Jun 3, 2002 at 7:38 AM Post #11 of 14

gavinbirss

Head-Fier
Joined
Oct 19, 2001
Posts
83
Likes
11
Hello,

tangent :

What caught me out whas the size of your caps and that I am
confused.gif
what 475K is. I am using 4.7 uF that look similar. Sorry about that.

I did not consider the cap value after lowering the input resistor.

Thanks for the help. cool:

What are your DIY plans after the Meta 42

Would you consider a USB DAC ?

I am going to post a new thread, please read it.

Gavin:
 
Jun 3, 2002 at 8:09 AM Post #12 of 14

tangent

Top Mall-Fi poster. The T in META42.
Formerly with Tangentsoft Parts Store
Joined
Sep 27, 2001
Posts
5,969
Likes
56
The reason the input caps have been given so much space on the META42 board is to allow use of {metalized} polypropylene. If you use film and foil polypropylene (i.e. not metalized) you can get up to about 0.47uF in that space. If you go up to metalized polypropylene, you can get about 1.0uF in there.
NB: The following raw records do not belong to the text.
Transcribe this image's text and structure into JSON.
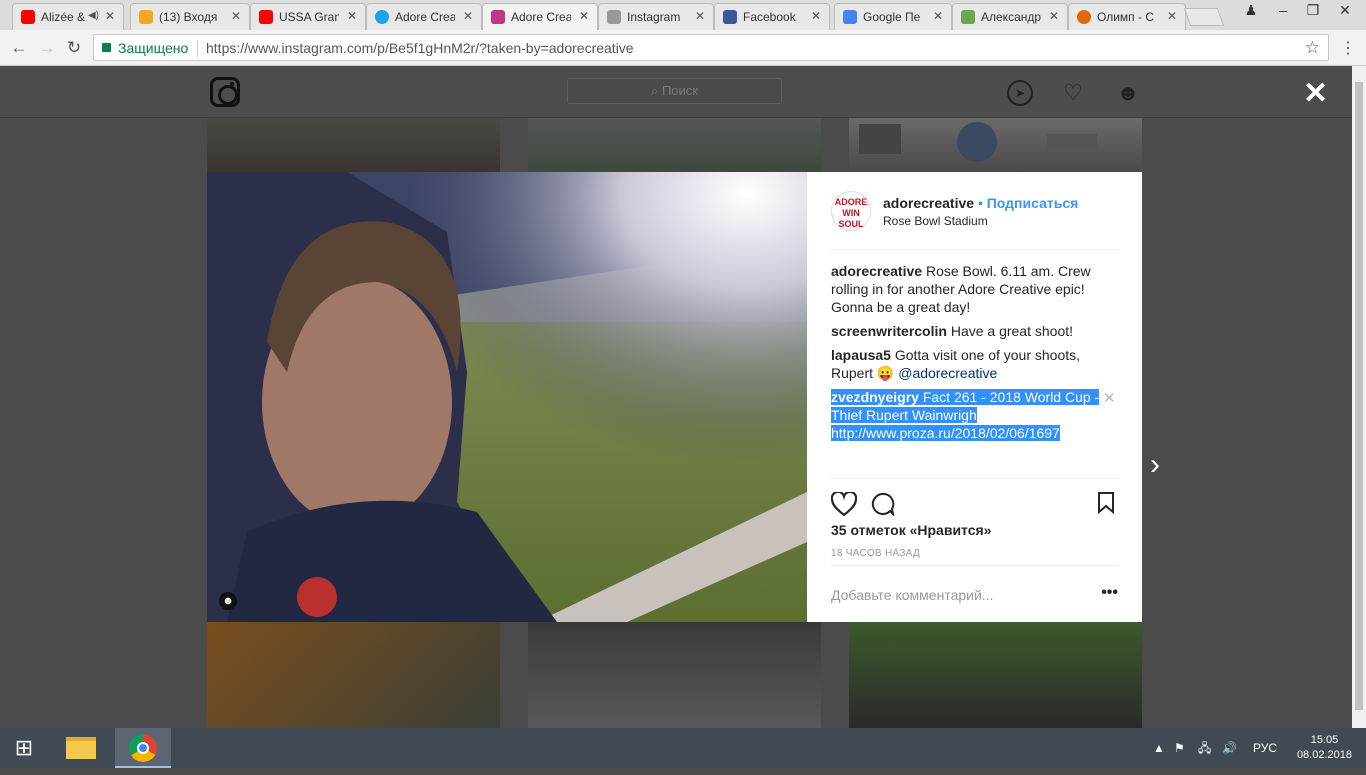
{
  "browser": {
    "tabs": [
      {
        "title": "Alizée &",
        "favicon": "youtube-icon",
        "color": "#ff0000"
      },
      {
        "title": "(13) Входя",
        "favicon": "mail-icon",
        "color": "#f5a623"
      },
      {
        "title": "USSA Gran",
        "favicon": "youtube-icon",
        "color": "#ff0000"
      },
      {
        "title": "Adore Crea",
        "favicon": "twitter-icon",
        "color": "#1da1f2"
      },
      {
        "title": "Adore Crea",
        "favicon": "instagram-icon",
        "color": "#c13584"
      },
      {
        "title": "Instagram",
        "favicon": "instagram-gray-icon",
        "color": "#999999"
      },
      {
        "title": "Facebook",
        "favicon": "facebook-icon",
        "color": "#3b5998"
      },
      {
        "title": "Google Пе",
        "favicon": "google-translate-icon",
        "color": "#4285f4"
      },
      {
        "title": "Александр",
        "favicon": "doc-icon",
        "color": "#6aa84f"
      },
      {
        "title": "Олимп - С",
        "favicon": "olymp-icon",
        "color": "#e06a00"
      }
    ],
    "secure_label": "Защищено",
    "url": "https://www.instagram.com/p/Be5f1gHnM2r/?taken-by=adorecreative"
  },
  "instagram": {
    "search_placeholder": "Поиск",
    "post": {
      "avatar_text": "ADORE WIN SOUL",
      "username": "adorecreative",
      "follow_label": "• Подписаться",
      "location": "Rose Bowl Stadium",
      "comments": [
        {
          "user": "adorecreative",
          "text": " Rose Bowl. 6.11 am. Crew rolling in for another Adore Creative epic! Gonna be a great day!"
        },
        {
          "user": "screenwritercolin",
          "text": " Have a great shoot!"
        },
        {
          "user": "lapausa5",
          "text": " Gotta visit one of your shoots, Rupert 😛 ",
          "mention": "@adorecreative"
        },
        {
          "user": "zvezdnyeigry",
          "text": " Fact 261 - 2018 World Cup - Thief Rupert Wainwrigh http://www.proza.ru/2018/02/06/1697",
          "selected": true
        }
      ],
      "likes": "35 отметок «Нравится»",
      "time_ago": "18 ЧАСОВ НАЗАД",
      "add_comment_placeholder": "Добавьте комментарий..."
    }
  },
  "taskbar": {
    "language": "РУС",
    "time": "15:05",
    "date": "08.02.2018"
  }
}
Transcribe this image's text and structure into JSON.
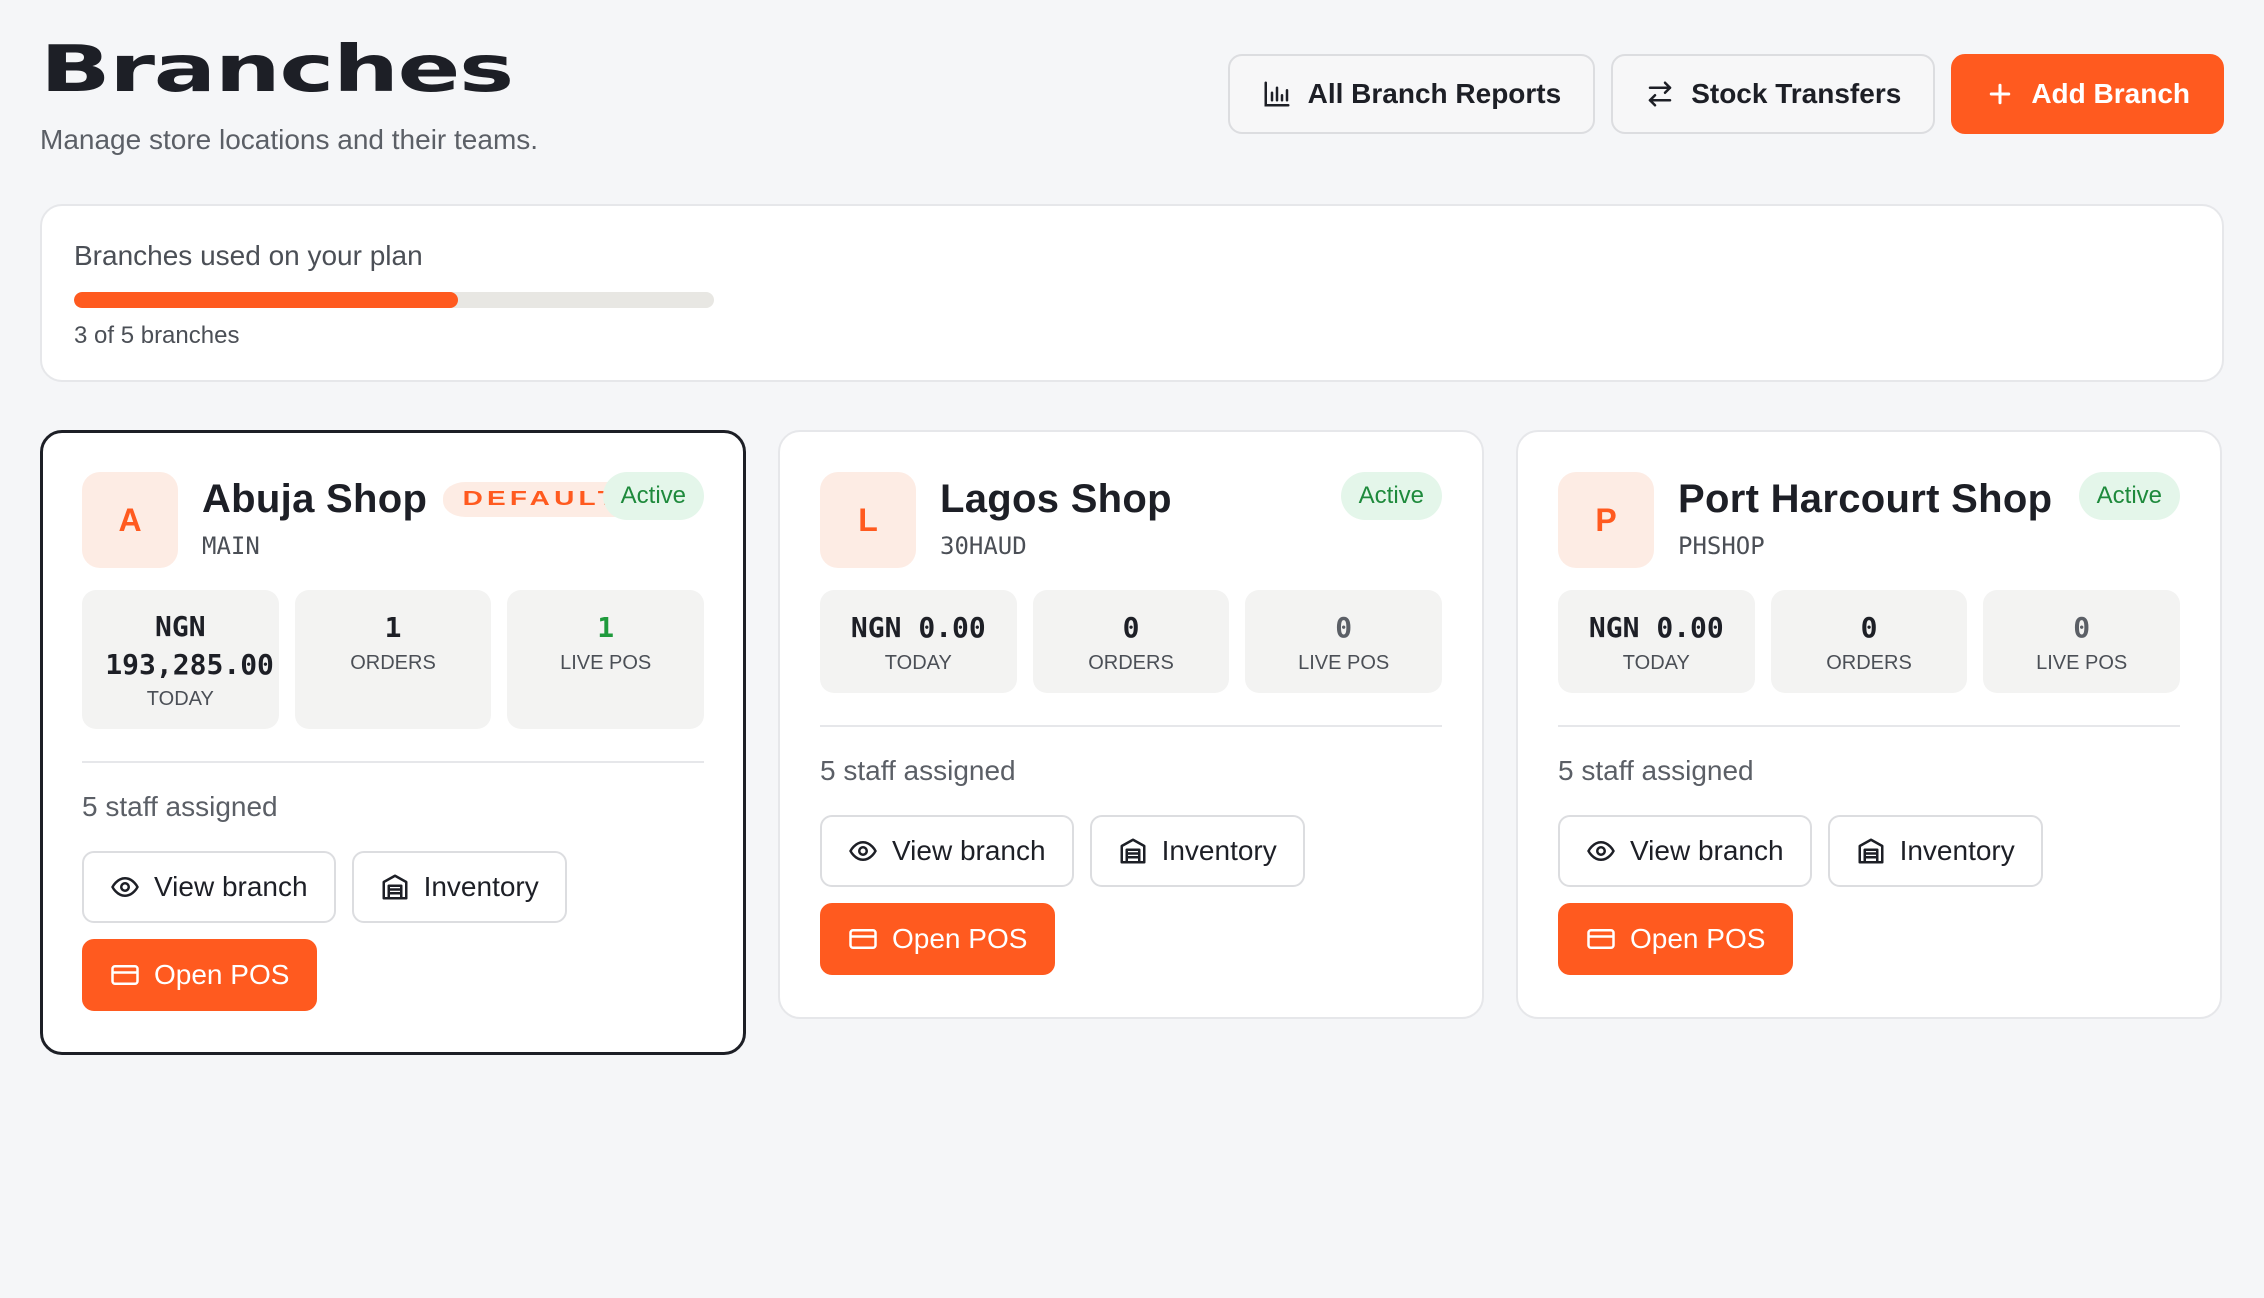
{
  "header": {
    "title": "Branches",
    "subtitle": "Manage store locations and their teams.",
    "reports_label": "All Branch Reports",
    "transfers_label": "Stock Transfers",
    "add_label": "Add Branch"
  },
  "plan": {
    "label": "Branches used on your plan",
    "used": 3,
    "limit": 5,
    "count_text": "3 of 5 branches",
    "progress_fraction": 0.6
  },
  "colors": {
    "accent": "#ff5a1f",
    "active_green": "#1e8a3c",
    "avatar_bg": "#fdece4"
  },
  "branches": [
    {
      "initial": "A",
      "name": "Abuja Shop",
      "badge": "DEFAULT",
      "code": "MAIN",
      "status": "Active",
      "revenue": "NGN 193,285.00",
      "revenue_label": "TODAY",
      "orders": "1",
      "orders_label": "ORDERS",
      "live_pos": "1",
      "live_pos_label": "LIVE POS",
      "staff": "5 staff assigned",
      "view_label": "View branch",
      "inventory_label": "Inventory",
      "pos_label": "Open POS"
    },
    {
      "initial": "L",
      "name": "Lagos Shop",
      "code": "30HAUD",
      "status": "Active",
      "revenue": "NGN 0.00",
      "revenue_label": "TODAY",
      "orders": "0",
      "orders_label": "ORDERS",
      "live_pos": "0",
      "live_pos_label": "LIVE POS",
      "staff": "5 staff assigned",
      "view_label": "View branch",
      "inventory_label": "Inventory",
      "pos_label": "Open POS"
    },
    {
      "initial": "P",
      "name": "Port Harcourt Shop",
      "code": "PHSHOP",
      "status": "Active",
      "revenue": "NGN 0.00",
      "revenue_label": "TODAY",
      "orders": "0",
      "orders_label": "ORDERS",
      "live_pos": "0",
      "live_pos_label": "LIVE POS",
      "staff": "5 staff assigned",
      "view_label": "View branch",
      "inventory_label": "Inventory",
      "pos_label": "Open POS"
    }
  ]
}
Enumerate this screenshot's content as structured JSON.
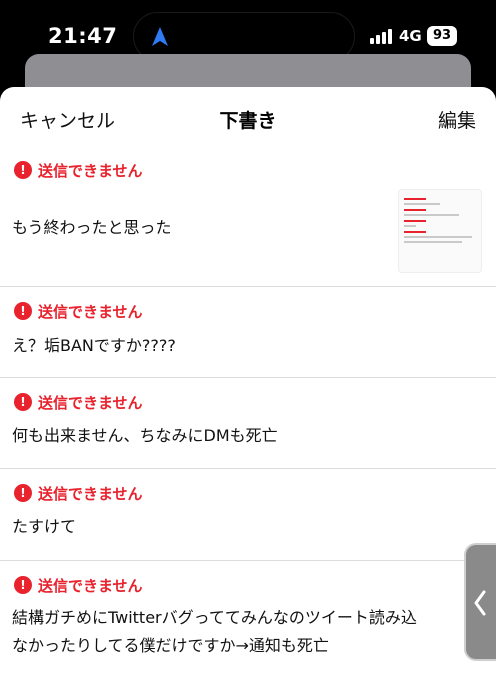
{
  "status_bar": {
    "time": "21:47",
    "network": "4G",
    "battery": "93",
    "location_icon": "navigation-arrow-icon",
    "signal_icon": "cellular-signal-icon"
  },
  "header": {
    "cancel_label": "キャンセル",
    "title": "下書き",
    "edit_label": "編集"
  },
  "error_label": "送信できません",
  "drafts": [
    {
      "error": "送信できません",
      "text": "もう終わったと思った",
      "has_thumbnail": true
    },
    {
      "error": "送信できません",
      "text": "え？垢BANですか????"
    },
    {
      "error": "送信できません",
      "text": "何も出来ません、ちなみにDMも死亡"
    },
    {
      "error": "送信できません",
      "text": "たすけて"
    },
    {
      "error": "送信できません",
      "text": "結構ガチめにTwitterバグっててみんなのツイート読み込",
      "text_line2": "なかったりしてる僕だけですか→通知も死亡"
    }
  ],
  "colors": {
    "error_red": "#e8232e",
    "sheet_bg": "#ffffff",
    "screen_bg": "#000000"
  }
}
You're probably using metalized polyester, which is yet more compact. Some people scorn polyester for signal path use, but I've noticed a lot of commercial amps using metalized poly-e, so....

"475K" sounds like a resistor size. Where do you see that?
 
Jun 3, 2002 at 8:19 AM Post #13 of 14

gavinbirss

Head-Fier
Joined
Oct 19, 2001
Posts
83
Likes
11
Hello,

tangent :

Sorry my mistake your populated Meta 42 V 0.9 input caps have the markings P474G. I was relying on what I though I saw. My photographic memory must be going.



confused.gif


What time is it there ?

It it 10:17 am here now in South Africa, as I type this post.

Gavin
 
Aug 5, 2019 at 1:53 AM Post #14 of 14

FritzS

500+ Head-Fier
Joined
Jan 2, 2002
Posts
758
Likes
145
I plan to investigate further into better power supplies(+-15V), biasing the opamp into
Class A and using two BUF634T in parallel and also a preamp / headamp design.

Here is another board that I am going to try.

6272634t.jpg


Here I have to BUF634T's in parallel and I would most likely use
them in LOW bandwith mode or solder a wire from the BW pin to
the back side of the package. (which is electrically connected to
V-).

!!! Please note that this image is not actual size. !!!

I have tried the OPA637 and AD797 on this circuit and was unsucsesfull to say the least.
They both produced noise and seemed to be very sensative to the volume pot. Witch is a
cheap dual 50K pot of a precsion lab instrument.

Gavin

Very, very long times ago ..... have anyone build that with two BUF634T in parallel in BW mode and AD797 (with 30 and 47 pF caps too)?
 

Users who are viewing this thread

Top